**** DATASET ENTRIES ****

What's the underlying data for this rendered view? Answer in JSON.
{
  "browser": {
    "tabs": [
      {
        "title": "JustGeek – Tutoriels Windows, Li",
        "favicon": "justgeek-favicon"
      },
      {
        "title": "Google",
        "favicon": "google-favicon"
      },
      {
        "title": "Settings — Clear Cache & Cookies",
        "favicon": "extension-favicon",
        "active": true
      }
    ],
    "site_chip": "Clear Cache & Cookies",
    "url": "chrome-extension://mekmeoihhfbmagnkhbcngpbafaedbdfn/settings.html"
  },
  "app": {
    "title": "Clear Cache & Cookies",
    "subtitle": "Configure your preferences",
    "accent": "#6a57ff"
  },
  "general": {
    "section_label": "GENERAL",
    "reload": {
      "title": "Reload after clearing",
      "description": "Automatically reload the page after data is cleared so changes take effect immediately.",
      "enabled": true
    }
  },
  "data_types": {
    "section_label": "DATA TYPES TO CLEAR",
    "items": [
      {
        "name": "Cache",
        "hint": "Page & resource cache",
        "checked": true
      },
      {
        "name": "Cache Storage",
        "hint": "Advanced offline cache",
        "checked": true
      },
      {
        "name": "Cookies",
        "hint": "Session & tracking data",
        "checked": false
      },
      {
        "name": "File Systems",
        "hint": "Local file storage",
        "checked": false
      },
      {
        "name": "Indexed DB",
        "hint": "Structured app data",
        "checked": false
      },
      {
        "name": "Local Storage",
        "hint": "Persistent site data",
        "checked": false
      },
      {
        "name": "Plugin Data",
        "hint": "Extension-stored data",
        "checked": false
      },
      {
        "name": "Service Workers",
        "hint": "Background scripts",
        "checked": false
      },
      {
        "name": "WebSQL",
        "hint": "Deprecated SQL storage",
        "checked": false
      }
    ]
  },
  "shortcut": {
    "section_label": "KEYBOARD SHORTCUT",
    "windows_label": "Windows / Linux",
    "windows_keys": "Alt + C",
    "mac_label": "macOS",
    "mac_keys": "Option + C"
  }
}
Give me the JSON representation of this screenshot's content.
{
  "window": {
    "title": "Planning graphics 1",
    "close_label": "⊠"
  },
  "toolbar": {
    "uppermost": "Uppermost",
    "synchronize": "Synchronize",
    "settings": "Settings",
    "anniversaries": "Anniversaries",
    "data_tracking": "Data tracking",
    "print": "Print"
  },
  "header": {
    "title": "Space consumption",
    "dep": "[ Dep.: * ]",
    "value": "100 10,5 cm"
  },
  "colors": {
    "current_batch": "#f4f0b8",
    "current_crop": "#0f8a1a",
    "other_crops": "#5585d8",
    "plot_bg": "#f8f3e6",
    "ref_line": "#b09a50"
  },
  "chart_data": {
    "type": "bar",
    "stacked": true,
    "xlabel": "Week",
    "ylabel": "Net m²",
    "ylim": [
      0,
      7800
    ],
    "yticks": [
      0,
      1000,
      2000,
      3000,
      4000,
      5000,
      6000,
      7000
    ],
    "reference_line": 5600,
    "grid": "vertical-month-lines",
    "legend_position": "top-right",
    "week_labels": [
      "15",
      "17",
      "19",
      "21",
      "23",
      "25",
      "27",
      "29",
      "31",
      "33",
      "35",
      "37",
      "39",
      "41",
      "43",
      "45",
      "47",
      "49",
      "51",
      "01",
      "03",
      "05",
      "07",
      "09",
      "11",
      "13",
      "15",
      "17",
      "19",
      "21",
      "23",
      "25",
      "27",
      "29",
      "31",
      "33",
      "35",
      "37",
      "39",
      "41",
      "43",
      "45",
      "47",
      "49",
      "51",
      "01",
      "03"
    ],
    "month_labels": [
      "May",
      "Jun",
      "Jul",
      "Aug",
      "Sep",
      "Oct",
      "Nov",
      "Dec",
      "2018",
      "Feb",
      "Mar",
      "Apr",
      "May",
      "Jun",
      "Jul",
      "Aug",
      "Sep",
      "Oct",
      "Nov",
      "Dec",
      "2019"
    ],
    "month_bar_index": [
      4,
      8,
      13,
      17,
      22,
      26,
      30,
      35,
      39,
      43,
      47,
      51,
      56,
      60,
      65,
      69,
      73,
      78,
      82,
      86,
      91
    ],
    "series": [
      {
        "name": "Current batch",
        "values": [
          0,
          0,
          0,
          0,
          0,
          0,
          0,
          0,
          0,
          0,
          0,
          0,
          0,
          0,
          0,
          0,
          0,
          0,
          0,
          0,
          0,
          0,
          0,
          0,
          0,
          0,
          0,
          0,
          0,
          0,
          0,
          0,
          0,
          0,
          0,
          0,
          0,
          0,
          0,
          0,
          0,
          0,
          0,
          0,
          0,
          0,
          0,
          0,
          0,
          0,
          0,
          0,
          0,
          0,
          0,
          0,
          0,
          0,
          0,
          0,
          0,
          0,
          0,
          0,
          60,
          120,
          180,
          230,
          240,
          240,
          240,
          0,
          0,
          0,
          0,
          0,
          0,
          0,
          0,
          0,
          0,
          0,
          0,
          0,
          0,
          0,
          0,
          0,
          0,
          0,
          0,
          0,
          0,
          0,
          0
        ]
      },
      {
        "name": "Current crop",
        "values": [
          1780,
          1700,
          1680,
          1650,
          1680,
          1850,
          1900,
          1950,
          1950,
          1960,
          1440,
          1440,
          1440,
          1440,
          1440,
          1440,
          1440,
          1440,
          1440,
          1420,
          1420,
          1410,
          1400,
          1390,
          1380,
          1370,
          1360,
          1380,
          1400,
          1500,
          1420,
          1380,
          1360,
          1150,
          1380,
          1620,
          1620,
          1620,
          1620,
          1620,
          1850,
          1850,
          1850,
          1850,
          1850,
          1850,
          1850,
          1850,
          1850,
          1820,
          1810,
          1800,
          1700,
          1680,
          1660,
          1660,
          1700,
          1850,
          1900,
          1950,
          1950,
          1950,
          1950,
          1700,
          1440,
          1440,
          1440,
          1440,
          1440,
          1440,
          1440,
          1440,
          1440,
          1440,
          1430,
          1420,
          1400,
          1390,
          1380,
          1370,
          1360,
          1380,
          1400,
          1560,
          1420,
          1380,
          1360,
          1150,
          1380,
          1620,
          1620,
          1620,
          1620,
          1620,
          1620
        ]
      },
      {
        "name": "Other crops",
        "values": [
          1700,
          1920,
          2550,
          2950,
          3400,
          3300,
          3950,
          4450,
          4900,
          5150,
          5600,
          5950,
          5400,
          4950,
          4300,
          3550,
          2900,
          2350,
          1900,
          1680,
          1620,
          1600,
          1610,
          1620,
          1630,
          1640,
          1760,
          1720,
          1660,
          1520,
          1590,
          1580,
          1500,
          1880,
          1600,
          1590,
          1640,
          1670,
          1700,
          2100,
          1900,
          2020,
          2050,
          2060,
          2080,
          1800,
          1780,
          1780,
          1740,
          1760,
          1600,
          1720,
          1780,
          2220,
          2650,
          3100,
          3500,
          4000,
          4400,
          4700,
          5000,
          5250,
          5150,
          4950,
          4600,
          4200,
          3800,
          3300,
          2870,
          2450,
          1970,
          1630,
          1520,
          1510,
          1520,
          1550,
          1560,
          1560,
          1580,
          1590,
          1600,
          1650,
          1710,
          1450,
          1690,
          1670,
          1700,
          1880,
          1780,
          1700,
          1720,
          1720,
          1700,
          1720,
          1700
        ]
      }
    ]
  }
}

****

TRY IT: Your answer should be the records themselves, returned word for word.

SOLVED EXERCISE:
What's the underlying data for this rendered view? Answer in JSON.
{
  "browser": {
    "tabs": [
      {
        "title": "JustGeek – Tutoriels Windows, Li",
        "favicon": "justgeek-favicon"
      },
      {
        "title": "Google",
        "favicon": "google-favicon"
      },
      {
        "title": "Settings — Clear Cache & Cookies",
        "favicon": "extension-favicon",
        "active": true
      }
    ],
    "site_chip": "Clear Cache & Cookies",
    "url": "chrome-extension://mekmeoihhfbmagnkhbcngpbafaedbdfn/settings.html"
  },
  "app": {
    "title": "Clear Cache & Cookies",
    "subtitle": "Configure your preferences",
    "accent": "#6a57ff"
  },
  "general": {
    "section_label": "GENERAL",
    "reload": {
      "title": "Reload after clearing",
      "description": "Automatically reload the page after data is cleared so changes take effect immediately.",
      "enabled": true
    }
  },
  "data_types": {
    "section_label": "DATA TYPES TO CLEAR",
    "items": [
      {
        "name": "Cache",
        "hint": "Page & resource cache",
        "checked": true
      },
      {
        "name": "Cache Storage",
        "hint": "Advanced offline cache",
        "checked": true
      },
      {
        "name": "Cookies",
        "hint": "Session & tracking data",
        "checked": false
      },
      {
        "name": "File Systems",
        "hint": "Local file storage",
        "checked": false
      },
      {
        "name": "Indexed DB",
        "hint": "Structured app data",
        "checked": false
      },
      {
        "name": "Local Storage",
        "hint": "Persistent site data",
        "checked": false
      },
      {
        "name": "Plugin Data",
        "hint": "Extension-stored data",
        "checked": false
      },
      {
        "name": "Service Workers",
        "hint": "Background scripts",
        "checked": false
      },
      {
        "name": "WebSQL",
        "hint": "Deprecated SQL storage",
        "checked": false
      }
    ]
  },
  "shortcut": {
    "section_label": "KEYBOARD SHORTCUT",
    "windows_label": "Windows / Linux",
    "windows_keys": "Alt + C",
    "mac_label": "macOS",
    "mac_keys": "Option + C"
  }
}
Give me the JSON representation of this screenshot's content.
{
  "window": {
    "title": "Planning graphics 1",
    "close_label": "⊠"
  },
  "toolbar": {
    "uppermost": "Uppermost",
    "synchronize": "Synchronize",
    "settings": "Settings",
    "anniversaries": "Anniversaries",
    "data_tracking": "Data tracking",
    "print": "Print"
  },
  "header": {
    "title": "Space consumption",
    "dep": "[ Dep.: * ]",
    "value": "100 10,5 cm"
  },
  "colors": {
    "current_batch": "#f4f0b8",
    "current_crop": "#0f8a1a",
    "other_crops": "#5585d8",
    "plot_bg": "#f8f3e6",
    "ref_line": "#b09a50"
  },
  "chart_data": {
    "type": "bar",
    "stacked": true,
    "xlabel": "Week",
    "ylabel": "Net m²",
    "ylim": [
      0,
      7800
    ],
    "yticks": [
      0,
      1000,
      2000,
      3000,
      4000,
      5000,
      6000,
      7000
    ],
    "reference_line": 5600,
    "grid": "vertical-month-lines",
    "legend_position": "top-right",
    "week_labels": [
      "15",
      "17",
      "19",
      "21",
      "23",
      "25",
      "27",
      "29",
      "31",
      "33",
      "35",
      "37",
      "39",
      "41",
      "43",
      "45",
      "47",
      "49",
      "51",
      "01",
      "03",
      "05",
      "07",
      "09",
      "11",
      "13",
      "15",
      "17",
      "19",
      "21",
      "23",
      "25",
      "27",
      "29",
      "31",
      "33",
      "35",
      "37",
      "39",
      "41",
      "43",
      "45",
      "47",
      "49",
      "51",
      "01",
      "03"
    ],
    "month_labels": [
      "May",
      "Jun",
      "Jul",
      "Aug",
      "Sep",
      "Oct",
      "Nov",
      "Dec",
      "2018",
      "Feb",
      "Mar",
      "Apr",
      "May",
      "Jun",
      "Jul",
      "Aug",
      "Sep",
      "Oct",
      "Nov",
      "Dec",
      "2019"
    ],
    "month_bar_index": [
      4,
      8,
      13,
      17,
      22,
      26,
      30,
      35,
      39,
      43,
      47,
      51,
      56,
      60,
      65,
      69,
      73,
      78,
      82,
      86,
      91
    ],
    "series": [
      {
        "name": "Current batch",
        "values": [
          0,
          0,
          0,
          0,
          0,
          0,
          0,
          0,
          0,
          0,
          0,
          0,
          0,
          0,
          0,
          0,
          0,
          0,
          0,
          0,
          0,
          0,
          0,
          0,
          0,
          0,
          0,
          0,
          0,
          0,
          0,
          0,
          0,
          0,
          0,
          0,
          0,
          0,
          0,
          0,
          0,
          0,
          0,
          0,
          0,
          0,
          0,
          0,
          0,
          0,
          0,
          0,
          0,
          0,
          0,
          0,
          0,
          0,
          0,
          0,
          0,
          0,
          0,
          0,
          60,
          120,
          180,
          230,
          240,
          240,
          240,
          0,
          0,
          0,
          0,
          0,
          0,
          0,
          0,
          0,
          0,
          0,
          0,
          0,
          0,
          0,
          0,
          0,
          0,
          0,
          0,
          0,
          0,
          0,
          0
        ]
      },
      {
        "name": "Current crop",
        "values": [
          1780,
          1700,
          1680,
          1650,
          1680,
          1850,
          1900,
          1950,
          1950,
          1960,
          1440,
          1440,
          1440,
          1440,
          1440,
          1440,
          1440,
          1440,
          1440,
          1420,
          1420,
          1410,
          1400,
          1390,
          1380,
          1370,
          1360,
          1380,
          1400,
          1500,
          1420,
          1380,
          1360,
          1150,
          1380,
          1620,
          1620,
          1620,
          1620,
          1620,
          1850,
          1850,
          1850,
          1850,
          1850,
          1850,
          1850,
          1850,
          1850,
          1820,
          1810,
          1800,
          1700,
          1680,
          1660,
          1660,
          1700,
          1850,
          1900,
          1950,
          1950,
          1950,
          1950,
          1700,
          1440,
          1440,
          1440,
          1440,
          1440,
          1440,
          1440,
          1440,
          1440,
          1440,
          1430,
          1420,
          1400,
          1390,
          1380,
          1370,
          1360,
          1380,
          1400,
          1560,
          1420,
          1380,
          1360,
          1150,
          1380,
          1620,
          1620,
          1620,
          1620,
          1620,
          1620
        ]
      },
      {
        "name": "Other crops",
        "values": [
          1700,
          1920,
          2550,
          2950,
          3400,
          3300,
          3950,
          4450,
          4900,
          5150,
          5600,
          5950,
          5400,
          4950,
          4300,
          3550,
          2900,
          2350,
          1900,
          1680,
          1620,
          1600,
          1610,
          1620,
          1630,
          1640,
          1760,
          1720,
          1660,
          1520,
          1590,
          1580,
          1500,
          1880,
          1600,
          1590,
          1640,
          1670,
          1700,
          2100,
          1900,
          2020,
          2050,
          2060,
          2080,
          1800,
          1780,
          1780,
          1740,
          1760,
          1600,
          1720,
          1780,
          2220,
          2650,
          3100,
          3500,
          4000,
          4400,
          4700,
          5000,
          5250,
          5150,
          4950,
          4600,
          4200,
          3800,
          3300,
          2870,
          2450,
          1970,
          1630,
          1520,
          1510,
          1520,
          1550,
          1560,
          1560,
          1580,
          1590,
          1600,
          1650,
          1710,
          1450,
          1690,
          1670,
          1700,
          1880,
          1780,
          1700,
          1720,
          1720,
          1700,
          1720,
          1700
        ]
      }
    ]
  }
}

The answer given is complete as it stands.